After a short break, we had our second session of the final day: U.S. Financial Regulations from Cecelia Calaby, Senior VP and Executive Director of the American Bankers Association (ABA). Ms. Calaby focused on the area of regulatory policy, securities, trust, and investment at the ABA. Her session was borne from her past work experience, and she offered her thoughts about the US banking industry. First, she shared with us about her background, and how she became the Senior VP of the ABA from serving as a banker at a local bank. She then told us about her experience at a banking simulation program she recently attended. Before taking part in the program, Cecelia thought that monitoring banks’ balance sheets was pretty straight forward. After the program, however, her opinion had changed entirely as a result of the difficult situations she had to face during the training. Additionally, Cecelia gave us her thoughts about what she has seen in the past that still happens in the U.S. banking industry today. In the end, she described some of the biggest challenges that the U.S. has experienced since the Great Recession. She also explained how the ABA supplied information to the public about what was really going on during the subprime financial crisis.
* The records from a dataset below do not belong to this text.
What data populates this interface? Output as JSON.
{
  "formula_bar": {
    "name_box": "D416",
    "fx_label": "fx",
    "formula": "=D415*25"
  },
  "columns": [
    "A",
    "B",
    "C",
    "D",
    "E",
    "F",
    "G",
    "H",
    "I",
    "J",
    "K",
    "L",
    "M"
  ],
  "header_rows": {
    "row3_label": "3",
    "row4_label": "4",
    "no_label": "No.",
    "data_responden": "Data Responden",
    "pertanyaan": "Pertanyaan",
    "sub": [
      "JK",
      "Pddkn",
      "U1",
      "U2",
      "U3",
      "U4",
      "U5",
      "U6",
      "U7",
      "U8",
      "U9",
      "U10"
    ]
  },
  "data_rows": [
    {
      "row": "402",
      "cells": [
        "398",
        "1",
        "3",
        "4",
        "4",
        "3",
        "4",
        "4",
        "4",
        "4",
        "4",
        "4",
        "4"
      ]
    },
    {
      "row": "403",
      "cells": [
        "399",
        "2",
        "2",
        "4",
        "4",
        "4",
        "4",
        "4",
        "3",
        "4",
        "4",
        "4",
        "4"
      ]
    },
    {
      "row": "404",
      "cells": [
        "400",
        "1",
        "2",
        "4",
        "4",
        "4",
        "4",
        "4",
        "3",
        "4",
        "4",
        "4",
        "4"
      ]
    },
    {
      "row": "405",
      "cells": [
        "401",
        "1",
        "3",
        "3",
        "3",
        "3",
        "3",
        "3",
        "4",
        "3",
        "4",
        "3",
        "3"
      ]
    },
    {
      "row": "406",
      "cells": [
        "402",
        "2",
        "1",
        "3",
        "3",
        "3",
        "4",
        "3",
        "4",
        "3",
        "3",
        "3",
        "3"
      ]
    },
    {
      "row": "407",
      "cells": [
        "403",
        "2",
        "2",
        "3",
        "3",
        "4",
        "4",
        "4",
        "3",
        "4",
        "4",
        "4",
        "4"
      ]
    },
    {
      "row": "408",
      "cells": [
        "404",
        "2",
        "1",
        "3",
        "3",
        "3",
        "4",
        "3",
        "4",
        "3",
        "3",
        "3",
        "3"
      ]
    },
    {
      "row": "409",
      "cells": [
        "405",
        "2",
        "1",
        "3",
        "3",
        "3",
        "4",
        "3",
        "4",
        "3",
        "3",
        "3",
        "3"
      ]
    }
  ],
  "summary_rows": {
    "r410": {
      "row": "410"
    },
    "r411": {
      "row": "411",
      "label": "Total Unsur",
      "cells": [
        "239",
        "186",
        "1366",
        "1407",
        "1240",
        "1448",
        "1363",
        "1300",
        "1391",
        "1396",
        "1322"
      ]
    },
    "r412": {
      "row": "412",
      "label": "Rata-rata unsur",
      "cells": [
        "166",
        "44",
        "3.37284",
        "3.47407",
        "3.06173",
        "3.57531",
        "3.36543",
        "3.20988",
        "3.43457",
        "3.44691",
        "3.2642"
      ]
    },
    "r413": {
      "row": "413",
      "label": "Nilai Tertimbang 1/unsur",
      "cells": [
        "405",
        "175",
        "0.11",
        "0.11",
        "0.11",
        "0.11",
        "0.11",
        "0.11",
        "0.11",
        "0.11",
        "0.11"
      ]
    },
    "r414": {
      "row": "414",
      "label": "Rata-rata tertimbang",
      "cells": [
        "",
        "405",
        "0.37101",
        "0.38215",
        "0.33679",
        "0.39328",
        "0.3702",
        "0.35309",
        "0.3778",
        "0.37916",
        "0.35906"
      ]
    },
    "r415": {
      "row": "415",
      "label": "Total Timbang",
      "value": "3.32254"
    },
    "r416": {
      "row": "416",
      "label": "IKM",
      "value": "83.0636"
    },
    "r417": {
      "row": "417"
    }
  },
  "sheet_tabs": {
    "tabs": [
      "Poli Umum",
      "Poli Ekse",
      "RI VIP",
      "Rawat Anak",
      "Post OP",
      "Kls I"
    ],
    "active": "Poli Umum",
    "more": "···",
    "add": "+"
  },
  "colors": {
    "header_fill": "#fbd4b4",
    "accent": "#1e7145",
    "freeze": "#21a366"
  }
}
Our last speaker of immersion course was Jonathan Weisman, an economic policy journalist from The New York Times. He passionately discussed today’s current events, and generously reviewed public opinions toward Donald Trump, a topic which most speakers avoid. Jonathan’s was asked where he stands when there exists a conflict between the public’s right to know and authorities’ requirement to keep certain information confidential. He told us that it was the New York Times’ tradition to lean on the side of the public’s right to know. Jonathan also shared that the Chinese New York Times website has been blocked by the Chinese government, but that The New York Times keeps updating the website every day, expecting to one day “break the wall.”
After the three speeches today, we visited the National Gallery of Art, one of the most famous art museums in the United States. The Gallery’s collection of paintings, drawings, prints, photographs, sculptures, and medals traces the development of Western Art from the Middle Ages to the present. It includes the only painting by Leonardo da Vinci in the Americas and the largest mobile created by Alexander Calder. The collections were so impressive; we would like to come again.
The last two weeks were intense and busy, but all of us feel a great deal of satisfaction in being exposed to things that we have never experienced before. We tend to think that Wall Street bankers and American regulators are far from our life, but we learned from these very people and discovered that they are leading American finance to a better future. Finally, we sincerely appreciate Rich, Jamie, Jessica, and Ian for teaching and helping us during these two weeks. Thank you!
Guest Bloggers: Peiyu Wang, Chufeng (Caroline) Ding, Xiheng (Freddy) Shen, Xiaofei (Dora) Liu (GMF 2016)
This is a series of blogs chronicling the experiences of 41 Global Master of Finance (GMF) dual degree students during their two week immersion course in New York and Washington, DC. Each blog will be written by a small subset of students during their experience.